PROBLEM TO WORK ON: Return all of the data exactly, with nothing left out but the pictures.

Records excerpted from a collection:
***

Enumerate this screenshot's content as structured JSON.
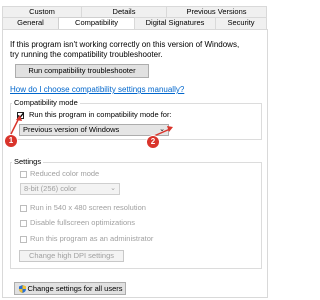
{
  "tabs_back": [
    {
      "label": "Custom"
    },
    {
      "label": "Details"
    },
    {
      "label": "Previous Versions"
    }
  ],
  "tabs_front": [
    {
      "label": "General"
    },
    {
      "label": "Compatibility",
      "active": true
    },
    {
      "label": "Digital Signatures"
    },
    {
      "label": "Security"
    }
  ],
  "intro_text_1": "If this program isn't working correctly on this version of Windows,",
  "intro_text_2": "try running the compatibility troubleshooter.",
  "troubleshooter_button": "Run compatibility troubleshooter",
  "manual_link": "How do I choose compatibility settings manually?",
  "compat_mode": {
    "group_label": "Compatibility mode",
    "checkbox_label": "Run this program in compatibility mode for:",
    "checked": true,
    "select_value": "Previous version of Windows"
  },
  "settings": {
    "group_label": "Settings",
    "reduced_color": "Reduced color mode",
    "color_select": "8-bit (256) color",
    "run_640": "Run in 540 x 480 screen resolution",
    "disable_fullscreen": "Disable fullscreen optimizations",
    "run_admin": "Run this program as an administrator",
    "high_dpi_button": "Change high DPI settings"
  },
  "all_users_button": "Change settings for all users",
  "markers": [
    "1",
    "2"
  ],
  "colors": {
    "accent": "#0066cc",
    "marker": "#d9342b"
  }
}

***

ANSWER BOX:
Enumerate this screenshot's content as structured JSON.
{
  "tabs_back": [
    {
      "label": "Custom"
    },
    {
      "label": "Details"
    },
    {
      "label": "Previous Versions"
    }
  ],
  "tabs_front": [
    {
      "label": "General"
    },
    {
      "label": "Compatibility",
      "active": true
    },
    {
      "label": "Digital Signatures"
    },
    {
      "label": "Security"
    }
  ],
  "intro_text_1": "If this program isn't working correctly on this version of Windows,",
  "intro_text_2": "try running the compatibility troubleshooter.",
  "troubleshooter_button": "Run compatibility troubleshooter",
  "manual_link": "How do I choose compatibility settings manually?",
  "compat_mode": {
    "group_label": "Compatibility mode",
    "checkbox_label": "Run this program in compatibility mode for:",
    "checked": true,
    "select_value": "Previous version of Windows"
  },
  "settings": {
    "group_label": "Settings",
    "reduced_color": "Reduced color mode",
    "color_select": "8-bit (256) color",
    "run_640": "Run in 540 x 480 screen resolution",
    "disable_fullscreen": "Disable fullscreen optimizations",
    "run_admin": "Run this program as an administrator",
    "high_dpi_button": "Change high DPI settings"
  },
  "all_users_button": "Change settings for all users",
  "markers": [
    "1",
    "2"
  ],
  "colors": {
    "accent": "#0066cc",
    "marker": "#d9342b"
  }
}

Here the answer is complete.